Stillness behind, below, between, and inside

Two things, linked:

1. Yesterday, I got around to listening to this podcast at Speaking of Faith. It is an interview of Matthew Sanford, a yoga teacher who has been paraplegic since he was in a car accident at the age of 13. The entire interview is well worth the time needed to listen to it, but one of the points he made in several different ways really resonated with me: that there is, at the core of us, a quality of experience he calls "silence" that he learned to discover, and then to perceive even in the active aspects of his life in the body and mind. I won't try to elaborate on his point, as I wouldn't do it justice. Listen to the interview.
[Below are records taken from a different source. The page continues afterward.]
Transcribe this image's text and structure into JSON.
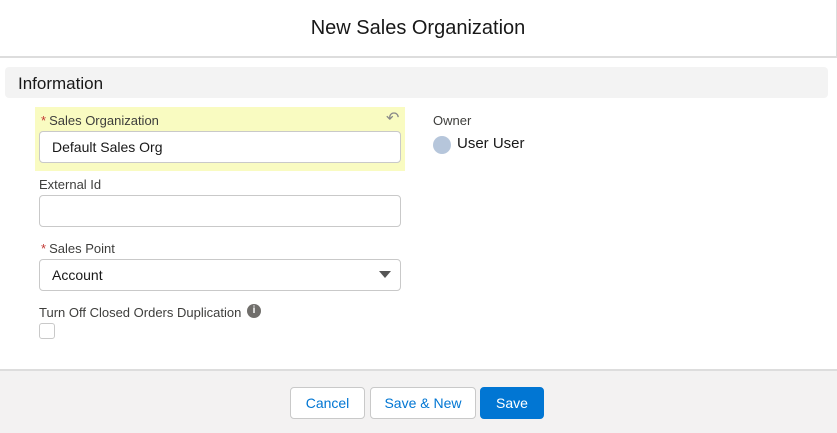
{
  "modal": {
    "title": "New Sales Organization"
  },
  "section": {
    "title": "Information"
  },
  "fields": {
    "sales_org": {
      "label": "Sales Organization",
      "value": "Default Sales Org"
    },
    "external_id": {
      "label": "External Id",
      "value": ""
    },
    "sales_point": {
      "label": "Sales Point",
      "value": "Account"
    },
    "turn_off": {
      "label": "Turn Off Closed Orders Duplication",
      "checked": false
    },
    "owner": {
      "label": "Owner",
      "value": "User User"
    }
  },
  "footer": {
    "cancel": "Cancel",
    "save_new": "Save & New",
    "save": "Save"
  }
}
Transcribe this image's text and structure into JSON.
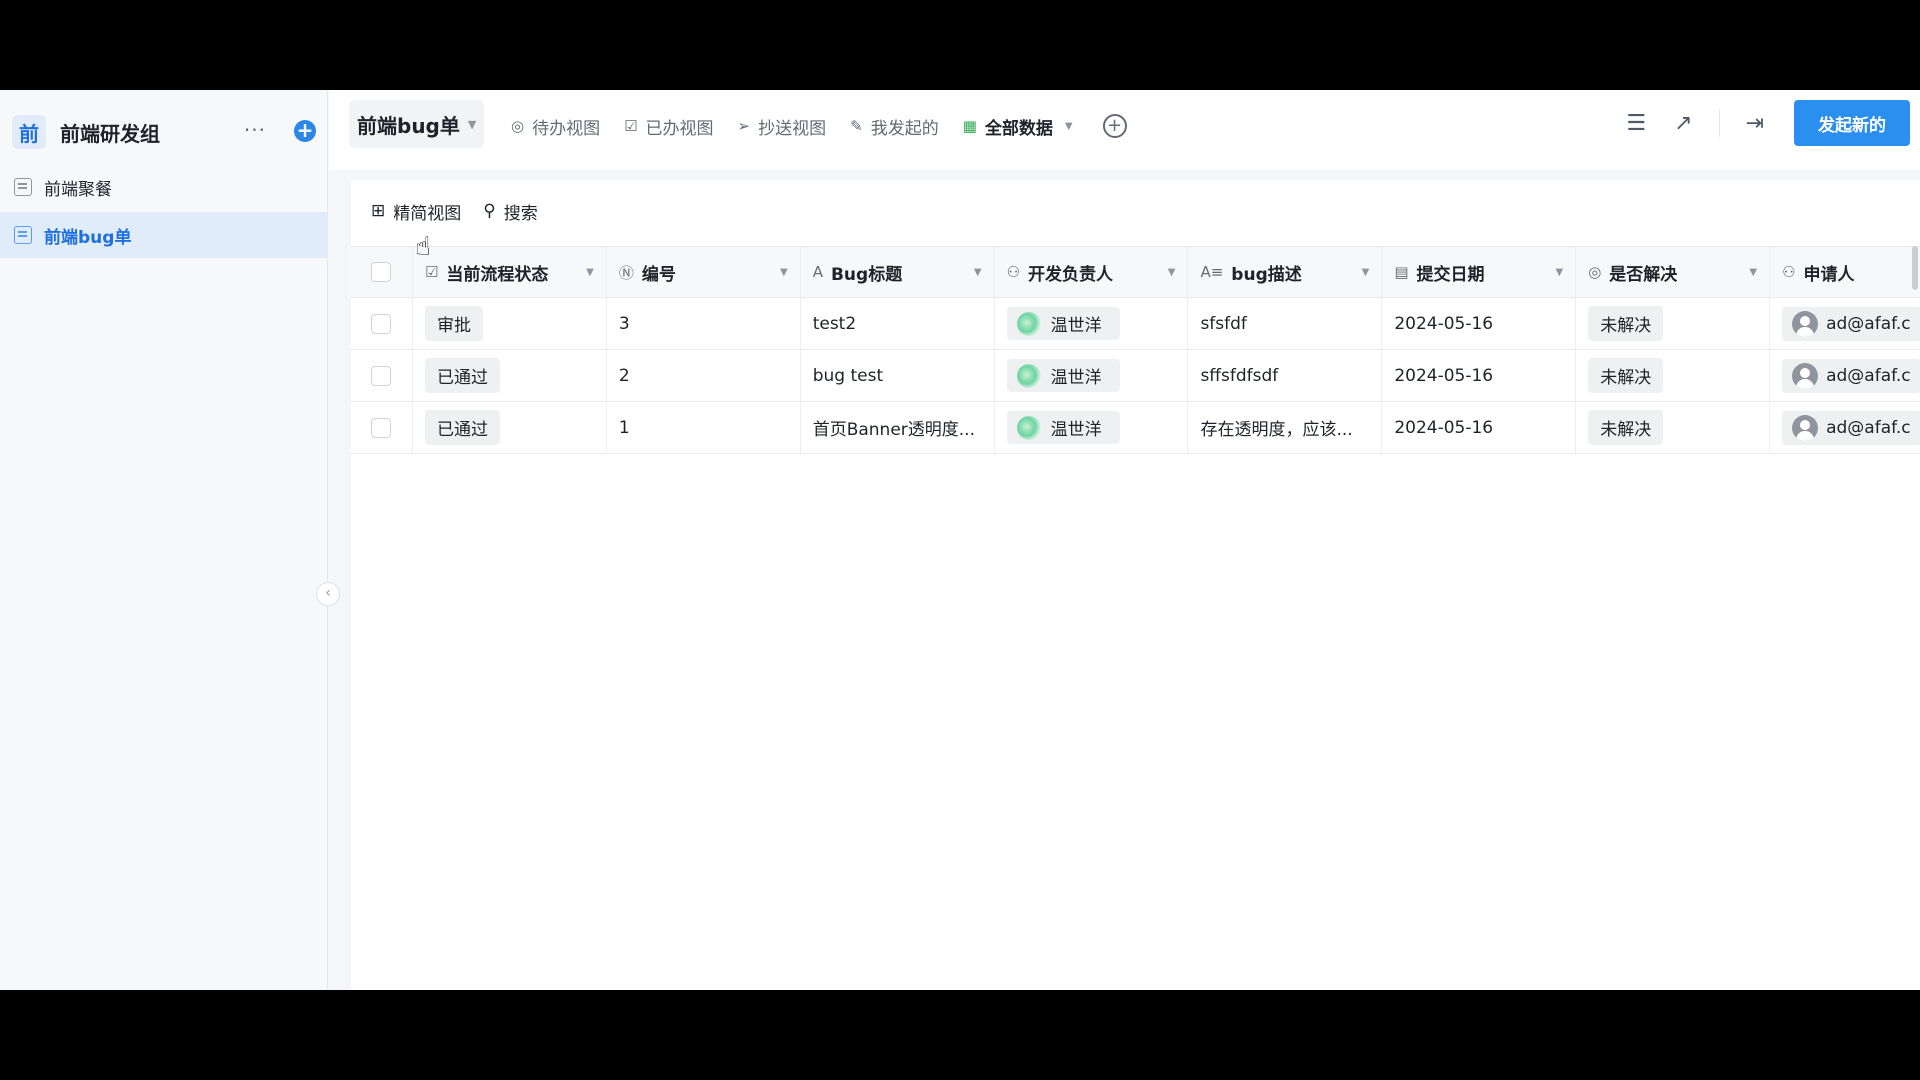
{
  "sidebar": {
    "group_avatar": "前",
    "group_name": "前端研发组",
    "more": "···",
    "add": "+",
    "items": [
      {
        "label": "前端聚餐"
      },
      {
        "label": "前端bug单"
      }
    ],
    "collapse": "‹"
  },
  "topbar": {
    "form_title": "前端bug单",
    "tabs": [
      {
        "label": "待办视图",
        "icon": "check-circle-icon"
      },
      {
        "label": "已办视图",
        "icon": "check-square-icon"
      },
      {
        "label": "抄送视图",
        "icon": "send-icon"
      },
      {
        "label": "我发起的",
        "icon": "edit-doc-icon"
      },
      {
        "label": "全部数据",
        "icon": "table-icon"
      }
    ],
    "add_view": "+",
    "primary_button": "发起新的"
  },
  "toolbar": {
    "view_mode": "精简视图",
    "search": "搜索"
  },
  "table": {
    "columns": [
      "当前流程状态",
      "编号",
      "Bug标题",
      "开发负责人",
      "bug描述",
      "提交日期",
      "是否解决",
      "申请人"
    ],
    "rows": [
      {
        "status": "审批",
        "id": "3",
        "title": "test2",
        "owner": "温世洋",
        "desc": "sfsfdf",
        "date": "2024-05-16",
        "resolved": "未解决",
        "applicant": "ad@afaf.c"
      },
      {
        "status": "已通过",
        "id": "2",
        "title": "bug test",
        "owner": "温世洋",
        "desc": "sffsfdfsdf",
        "date": "2024-05-16",
        "resolved": "未解决",
        "applicant": "ad@afaf.c"
      },
      {
        "status": "已通过",
        "id": "1",
        "title": "首页Banner透明度...",
        "owner": "温世洋",
        "desc": "存在透明度，应该...",
        "date": "2024-05-16",
        "resolved": "未解决",
        "applicant": "ad@afaf.c"
      }
    ]
  },
  "colors": {
    "accent": "#2b8ff0",
    "active_bg": "#e1ecfb",
    "active_text": "#1f6fe0",
    "table_icon": "#34a853"
  }
}
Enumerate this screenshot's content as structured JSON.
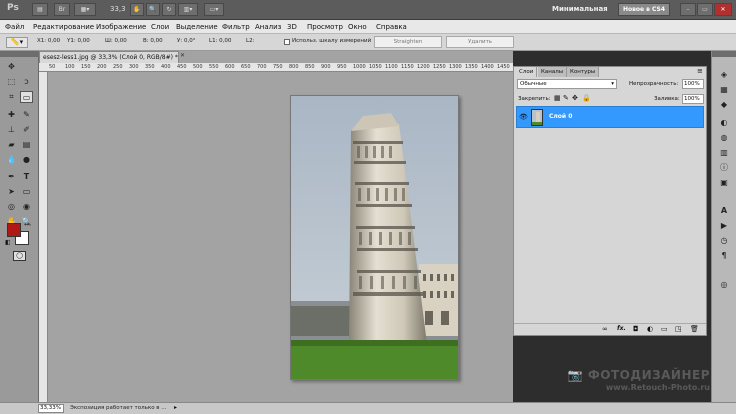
{
  "appbar": {
    "logo": "Ps",
    "zoom": "33,3",
    "workspace": "Минимальная",
    "whats_new": "Новое в CS4"
  },
  "menu": [
    "Файл",
    "Редактирование",
    "Изображение",
    "Слои",
    "Выделение",
    "Фильтр",
    "Анализ",
    "3D",
    "Просмотр",
    "Окно",
    "Справка"
  ],
  "options": {
    "x1_label": "X1: 0,00",
    "y1_label": "Y1: 0,00",
    "w_label": "Ш: 0,00",
    "h_label": "В: 0,00",
    "angle_label": "У: 0,0°",
    "l1_label": "L1: 0,00",
    "l2_label": "L2:",
    "checkbox_label": "Использ. шкалу измерений",
    "straighten": "Straighten",
    "clear": "Удалить"
  },
  "document": {
    "tab_title": "esesz-less1.jpg @ 33,3% (Слой 0, RGB/8#) *",
    "ruler_top": [
      "50",
      "100",
      "150",
      "200",
      "250",
      "300",
      "350",
      "400",
      "450",
      "500",
      "550",
      "600",
      "650",
      "700",
      "750",
      "800",
      "850",
      "900",
      "950",
      "1000",
      "1050",
      "1100",
      "1150",
      "1200",
      "1250",
      "1300",
      "1350",
      "1400",
      "1450"
    ]
  },
  "layers_panel": {
    "tabs": [
      "Слои",
      "Каналы",
      "Контуры"
    ],
    "blend_mode": "Обычные",
    "opacity_label": "Непрозрачность:",
    "opacity_value": "100%",
    "lock_label": "Закрепить:",
    "fill_label": "Заливка:",
    "fill_value": "100%",
    "layer_name": "Слой 0"
  },
  "status": {
    "zoom": "33,33%",
    "message": "Экспозиция работает только в ..."
  },
  "watermark": {
    "line1": "ФОТОДИЗАЙНЕР",
    "line2": "www.Retouch-Photo.ru"
  },
  "colors": {
    "foreground": "#b01818",
    "background": "#ffffff",
    "selection": "#3399ff"
  }
}
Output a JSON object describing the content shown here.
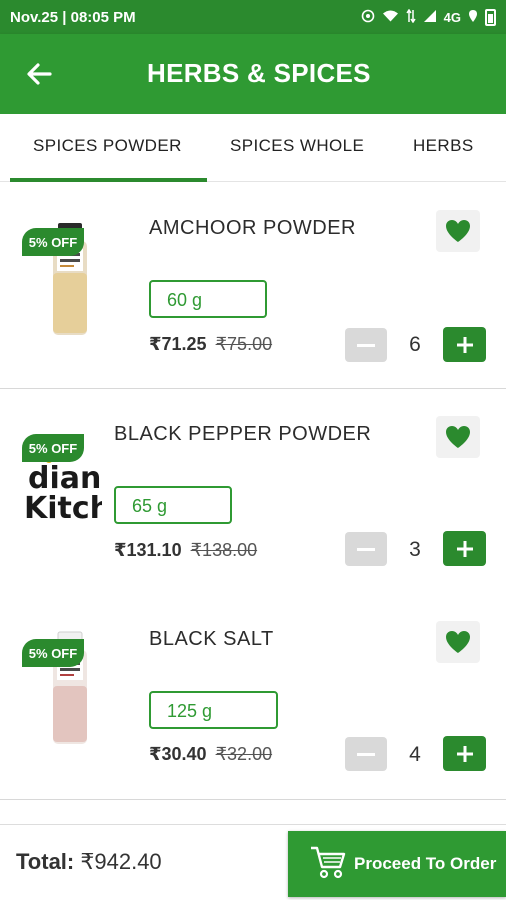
{
  "status_bar": {
    "time": "Nov.25 | 08:05 PM",
    "network": "4G"
  },
  "header": {
    "title": "HERBS & SPICES"
  },
  "tabs": [
    {
      "label": "SPICES POWDER",
      "active": true
    },
    {
      "label": "SPICES WHOLE",
      "active": false
    },
    {
      "label": "HERBS",
      "active": false
    }
  ],
  "products": [
    {
      "name": "AMCHOOR POWDER",
      "discount": "5% OFF",
      "size": "60 g",
      "price": "₹71.25",
      "mrp": "₹75.00",
      "quantity": "6",
      "favorite": true
    },
    {
      "name": "BLACK PEPPER POWDER",
      "discount": "5% OFF",
      "size": "65 g",
      "price": "₹131.10",
      "mrp": "₹138.00",
      "quantity": "3",
      "favorite": true,
      "image_text_1": "dian",
      "image_text_2": "Kitch"
    },
    {
      "name": "BLACK SALT",
      "discount": "5% OFF",
      "size": "125 g",
      "price": "₹30.40",
      "mrp": "₹32.00",
      "quantity": "4",
      "favorite": true
    }
  ],
  "footer": {
    "total_label": "Total:",
    "total_value": "₹942.40",
    "proceed_label": "Proceed To Order"
  },
  "colors": {
    "primary": "#2f9a33",
    "status_bar": "#2b8a2e",
    "disabled": "#d9d9d9"
  }
}
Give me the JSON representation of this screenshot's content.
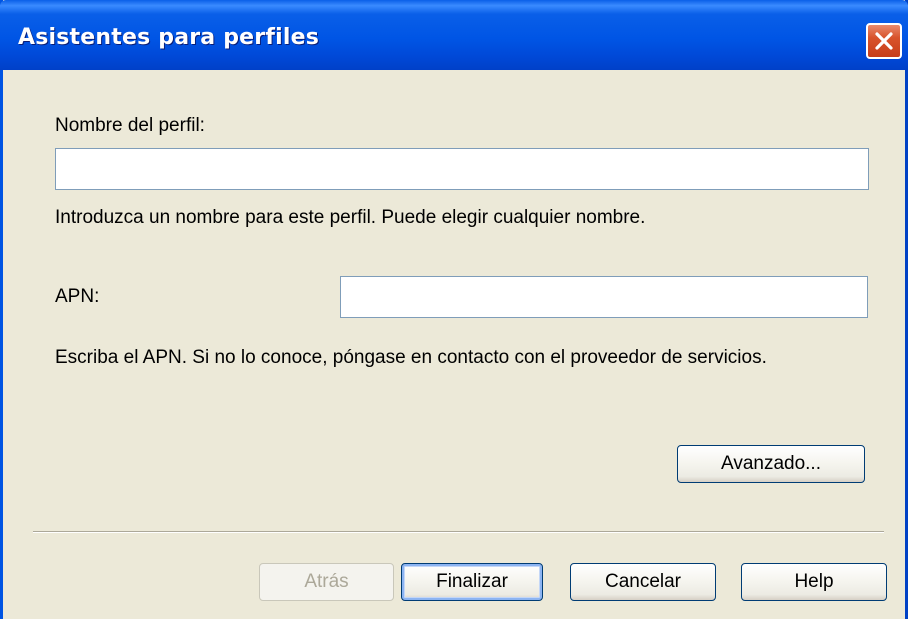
{
  "window": {
    "title": "Asistentes para perfiles"
  },
  "form": {
    "profile_name_label": "Nombre del perfil:",
    "profile_name_value": "",
    "profile_name_help": "Introduzca un nombre para este perfil. Puede elegir cualquier nombre.",
    "apn_label": "APN:",
    "apn_value": "",
    "apn_help": "Escriba el APN.  Si no lo conoce, póngase en contacto con el proveedor de servicios.",
    "advanced_label": "Avanzado..."
  },
  "footer": {
    "back_label": "Atrás",
    "finish_label": "Finalizar",
    "cancel_label": "Cancelar",
    "help_label": "Help"
  },
  "colors": {
    "titlebar": "#0055E5",
    "dialog_bg": "#ECE9D8",
    "close_button": "#D8532B",
    "input_border": "#7F9DB9",
    "disabled_text": "#ACA899"
  },
  "icons": {
    "close": "close-icon"
  }
}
2. Last night, I went to sleep listening to the rain falling on our roof. At some point in the night, I awoke to the sense of absolute silence. Of course, it wasn't really absolute -- I could hear my heart beating, the sound of my breath across my nostrils and through my broncheal tubes, of the shifting of sheets and blankets in the bed. But at some point in the night, the rain had changed to snow, and the snow absorbed all of the sounds that usually form the baseline that my mind has come to accept as "silence" -- traffic from the not-too-distant freeway, that sort of thing.

So this morning, I get up, shower, and decide to do my meditation practice before finishing getting ready for Church.

Usually, my meditation practice starts with about 15 minutes of mind-tennis, as my mind tries to volley with "thought" or "judgment" or "desire" each idea that flies in across the net. Then it settles into a kind of quiet vigilance.

But this time, three or four breaths in, I find this lake of silence. Then, as thoughts or desires or whatever arise, I perceive them clearly against the stillness of the background.

Yoga occurs when a body moves through space aware its interbeing with that same lake of stillness.